Back in England, Anthony was sent to Marlborough, a good but not absolutely top-notch public school, where life was harsh, with, as Carter has it, “endlessly clanging bells, freezing dormitories, and total lack of privacy,” as well as bullying, beatings, and the dreaded compulsory games, which Anthony, known as “the Taper” because of his emaciated physique, was no good at, since, as a fellow pupil later wrote, “his knees went in all directions.” His life at school brightened considerably, however, when he met Louis MacNeice, another bishop’s son, from Northern Ireland, who was to be his firmest friend and chief influence until the advent, at Cambridge, of the Mephistophelian Guy Burgess. The schoolboys Blunt and MacNeice—they were both sixteen when they met—formed a two-member society of aesthetes, sharing and encouraging each other’s enthusiasms for the very latest in art and literature. Blunt was already a passionate art lover, admiring especially Cézanne and the Post-Impressionists, as well as, somewhat improbably, William Blake, while MacNeice was busy making himself into a poet. The inevitable shadow, or sunlight, of Brideshead Revisited falls over the Marlborough pages of Miranda Carter’s book:
The summer term of 1926—their last—“was an idyll.” Blunt and MacNeice went for runs and walks over the Downs, Blunt “wearing a blue silk handkerchief floating from the strap of his wrist watch, and we would come back with our arms full of stolen azaleas.” They walked to nearby Martinsell Hill to get apple blossom, “And we would spend whole afternoons lying naked on the grassy banks of the bathing place, eating strawberries and cherries.”
It was, says Carter, “a kind of love affair,” minus the sex, which “was rarely at the heart of [Blunt’s] closest relationships.”
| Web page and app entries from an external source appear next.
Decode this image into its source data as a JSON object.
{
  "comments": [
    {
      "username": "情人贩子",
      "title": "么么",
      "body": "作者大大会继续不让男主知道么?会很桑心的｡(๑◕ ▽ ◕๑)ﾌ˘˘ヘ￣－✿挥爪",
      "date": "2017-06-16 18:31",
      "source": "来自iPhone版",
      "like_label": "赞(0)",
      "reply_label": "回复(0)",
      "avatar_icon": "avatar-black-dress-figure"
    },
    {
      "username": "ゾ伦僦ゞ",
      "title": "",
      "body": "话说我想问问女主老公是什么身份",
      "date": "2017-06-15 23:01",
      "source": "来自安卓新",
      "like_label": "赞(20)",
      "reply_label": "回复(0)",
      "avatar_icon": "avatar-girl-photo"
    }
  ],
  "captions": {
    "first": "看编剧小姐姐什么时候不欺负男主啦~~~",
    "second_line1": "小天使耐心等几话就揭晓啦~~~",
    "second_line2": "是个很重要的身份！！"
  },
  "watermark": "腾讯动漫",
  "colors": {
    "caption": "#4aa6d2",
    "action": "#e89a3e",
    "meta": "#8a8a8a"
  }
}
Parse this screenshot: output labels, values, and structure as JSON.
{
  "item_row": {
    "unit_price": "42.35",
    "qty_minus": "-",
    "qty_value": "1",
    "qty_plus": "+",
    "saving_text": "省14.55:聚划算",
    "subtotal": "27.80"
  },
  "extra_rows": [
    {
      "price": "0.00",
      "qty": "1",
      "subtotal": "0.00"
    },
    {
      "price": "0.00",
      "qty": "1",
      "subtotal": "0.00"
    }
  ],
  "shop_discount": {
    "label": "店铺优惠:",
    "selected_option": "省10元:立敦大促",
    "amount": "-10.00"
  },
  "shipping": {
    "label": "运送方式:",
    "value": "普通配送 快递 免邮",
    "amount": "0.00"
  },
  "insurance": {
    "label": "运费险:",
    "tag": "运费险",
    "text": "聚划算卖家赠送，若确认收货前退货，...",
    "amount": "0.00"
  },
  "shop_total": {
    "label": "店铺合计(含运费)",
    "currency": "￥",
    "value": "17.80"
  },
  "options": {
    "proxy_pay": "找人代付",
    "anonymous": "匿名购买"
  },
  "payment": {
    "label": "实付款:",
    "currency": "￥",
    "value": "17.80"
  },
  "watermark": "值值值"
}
It is not clear when Blunt realized his homosexuality, or began to act on the discovery; indeed, in early adulthood he was passionately friendly with a number of women, and may even have had an affair with Tess Mayor, who was later to marry Victor Rothschild. Carter also recounts a fascinating anecdote from the late 1940s when a female student at the Courtauld Institute, where Blunt was director and where he lived in the top-floor flat, saw him receiving on a number of occasions a mysterious woman in furs with “a sultry, musical but distinctly foreign accent”—who can she have been, this scented and bejeweled Mata Hari?